* **Directions for this task**: What you return must match the listing below exactly.

* **Task inputs**:
------------------------------------------------
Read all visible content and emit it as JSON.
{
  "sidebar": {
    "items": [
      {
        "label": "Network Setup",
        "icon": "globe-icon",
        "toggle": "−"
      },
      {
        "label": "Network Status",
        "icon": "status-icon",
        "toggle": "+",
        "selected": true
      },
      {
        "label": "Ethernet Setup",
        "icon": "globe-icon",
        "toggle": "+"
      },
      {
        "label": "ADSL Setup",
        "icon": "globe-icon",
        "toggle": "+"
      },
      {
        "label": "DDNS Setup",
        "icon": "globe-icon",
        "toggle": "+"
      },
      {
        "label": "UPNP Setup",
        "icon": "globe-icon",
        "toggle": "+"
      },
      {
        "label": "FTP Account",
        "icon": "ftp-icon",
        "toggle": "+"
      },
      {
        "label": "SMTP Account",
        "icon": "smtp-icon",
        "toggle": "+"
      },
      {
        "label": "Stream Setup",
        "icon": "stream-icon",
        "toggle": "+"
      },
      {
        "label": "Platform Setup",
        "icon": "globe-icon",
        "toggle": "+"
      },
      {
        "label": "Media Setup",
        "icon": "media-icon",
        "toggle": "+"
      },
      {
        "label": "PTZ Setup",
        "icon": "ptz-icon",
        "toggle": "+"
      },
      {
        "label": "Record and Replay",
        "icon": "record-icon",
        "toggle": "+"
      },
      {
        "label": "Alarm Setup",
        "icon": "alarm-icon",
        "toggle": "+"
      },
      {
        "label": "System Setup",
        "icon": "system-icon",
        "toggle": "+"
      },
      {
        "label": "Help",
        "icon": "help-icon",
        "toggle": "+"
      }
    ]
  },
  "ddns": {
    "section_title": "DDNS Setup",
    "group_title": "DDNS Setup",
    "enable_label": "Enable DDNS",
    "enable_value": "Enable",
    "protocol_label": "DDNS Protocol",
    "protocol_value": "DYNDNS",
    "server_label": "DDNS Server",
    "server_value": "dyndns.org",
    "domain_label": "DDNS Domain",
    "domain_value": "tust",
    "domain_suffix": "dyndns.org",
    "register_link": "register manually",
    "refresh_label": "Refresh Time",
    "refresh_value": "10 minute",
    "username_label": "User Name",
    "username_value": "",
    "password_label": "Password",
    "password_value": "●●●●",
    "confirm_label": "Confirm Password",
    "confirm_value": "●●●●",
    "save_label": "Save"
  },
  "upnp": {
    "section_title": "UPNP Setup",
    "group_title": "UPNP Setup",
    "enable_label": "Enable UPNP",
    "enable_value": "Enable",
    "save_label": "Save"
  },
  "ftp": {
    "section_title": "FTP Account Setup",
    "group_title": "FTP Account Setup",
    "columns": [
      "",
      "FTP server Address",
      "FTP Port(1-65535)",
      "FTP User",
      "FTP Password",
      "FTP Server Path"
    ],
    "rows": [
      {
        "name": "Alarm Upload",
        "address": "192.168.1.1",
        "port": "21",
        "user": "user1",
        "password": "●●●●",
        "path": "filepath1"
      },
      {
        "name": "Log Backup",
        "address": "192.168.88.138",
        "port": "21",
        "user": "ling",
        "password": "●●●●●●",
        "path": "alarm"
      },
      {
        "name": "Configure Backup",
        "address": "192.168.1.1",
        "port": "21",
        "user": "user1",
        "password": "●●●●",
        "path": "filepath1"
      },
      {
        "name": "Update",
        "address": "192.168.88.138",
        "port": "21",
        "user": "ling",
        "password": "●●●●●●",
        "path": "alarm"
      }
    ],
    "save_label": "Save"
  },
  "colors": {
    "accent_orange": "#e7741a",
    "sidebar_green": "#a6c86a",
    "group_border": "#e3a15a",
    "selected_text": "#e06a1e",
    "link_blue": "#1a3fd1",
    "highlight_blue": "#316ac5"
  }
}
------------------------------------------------
* **Solved problem**:
Read all visible content and emit it as JSON.
{
  "sidebar": {
    "items": [
      {
        "label": "Network Setup",
        "icon": "globe-icon",
        "toggle": "−"
      },
      {
        "label": "Network Status",
        "icon": "status-icon",
        "toggle": "+",
        "selected": true
      },
      {
        "label": "Ethernet Setup",
        "icon": "globe-icon",
        "toggle": "+"
      },
      {
        "label": "ADSL Setup",
        "icon": "globe-icon",
        "toggle": "+"
      },
      {
        "label": "DDNS Setup",
        "icon": "globe-icon",
        "toggle": "+"
      },
      {
        "label": "UPNP Setup",
        "icon": "globe-icon",
        "toggle": "+"
      },
      {
        "label": "FTP Account",
        "icon": "ftp-icon",
        "toggle": "+"
      },
      {
        "label": "SMTP Account",
        "icon": "smtp-icon",
        "toggle": "+"
      },
      {
        "label": "Stream Setup",
        "icon": "stream-icon",
        "toggle": "+"
      },
      {
        "label": "Platform Setup",
        "icon": "globe-icon",
        "toggle": "+"
      },
      {
        "label": "Media Setup",
        "icon": "media-icon",
        "toggle": "+"
      },
      {
        "label": "PTZ Setup",
        "icon": "ptz-icon",
        "toggle": "+"
      },
      {
        "label": "Record and Replay",
        "icon": "record-icon",
        "toggle": "+"
      },
      {
        "label": "Alarm Setup",
        "icon": "alarm-icon",
        "toggle": "+"
      },
      {
        "label": "System Setup",
        "icon": "system-icon",
        "toggle": "+"
      },
      {
        "label": "Help",
        "icon": "help-icon",
        "toggle": "+"
      }
    ]
  },
  "ddns": {
    "section_title": "DDNS Setup",
    "group_title": "DDNS Setup",
    "enable_label": "Enable DDNS",
    "enable_value": "Enable",
    "protocol_label": "DDNS Protocol",
    "protocol_value": "DYNDNS",
    "server_label": "DDNS Server",
    "server_value": "dyndns.org",
    "domain_label": "DDNS Domain",
    "domain_value": "tust",
    "domain_suffix": "dyndns.org",
    "register_link": "register manually",
    "refresh_label": "Refresh Time",
    "refresh_value": "10 minute",
    "username_label": "User Name",
    "username_value": "",
    "password_label": "Password",
    "password_value": "●●●●",
    "confirm_label": "Confirm Password",
    "confirm_value": "●●●●",
    "save_label": "Save"
  },
  "upnp": {
    "section_title": "UPNP Setup",
    "group_title": "UPNP Setup",
    "enable_label": "Enable UPNP",
    "enable_value": "Enable",
    "save_label": "Save"
  },
  "ftp": {
    "section_title": "FTP Account Setup",
    "group_title": "FTP Account Setup",
    "columns": [
      "",
      "FTP server Address",
      "FTP Port(1-65535)",
      "FTP User",
      "FTP Password",
      "FTP Server Path"
    ],
    "rows": [
      {
        "name": "Alarm Upload",
        "address": "192.168.1.1",
        "port": "21",
        "user": "user1",
        "password": "●●●●",
        "path": "filepath1"
      },
      {
        "name": "Log Backup",
        "address": "192.168.88.138",
        "port": "21",
        "user": "ling",
        "password": "●●●●●●",
        "path": "alarm"
      },
      {
        "name": "Configure Backup",
        "address": "192.168.1.1",
        "port": "21",
        "user": "user1",
        "password": "●●●●",
        "path": "filepath1"
      },
      {
        "name": "Update",
        "address": "192.168.88.138",
        "port": "21",
        "user": "ling",
        "password": "●●●●●●",
        "path": "alarm"
      }
    ],
    "save_label": "Save"
  },
  "colors": {
    "accent_orange": "#e7741a",
    "sidebar_green": "#a6c86a",
    "group_border": "#e3a15a",
    "selected_text": "#e06a1e",
    "link_blue": "#1a3fd1",
    "highlight_blue": "#316ac5"
  }
}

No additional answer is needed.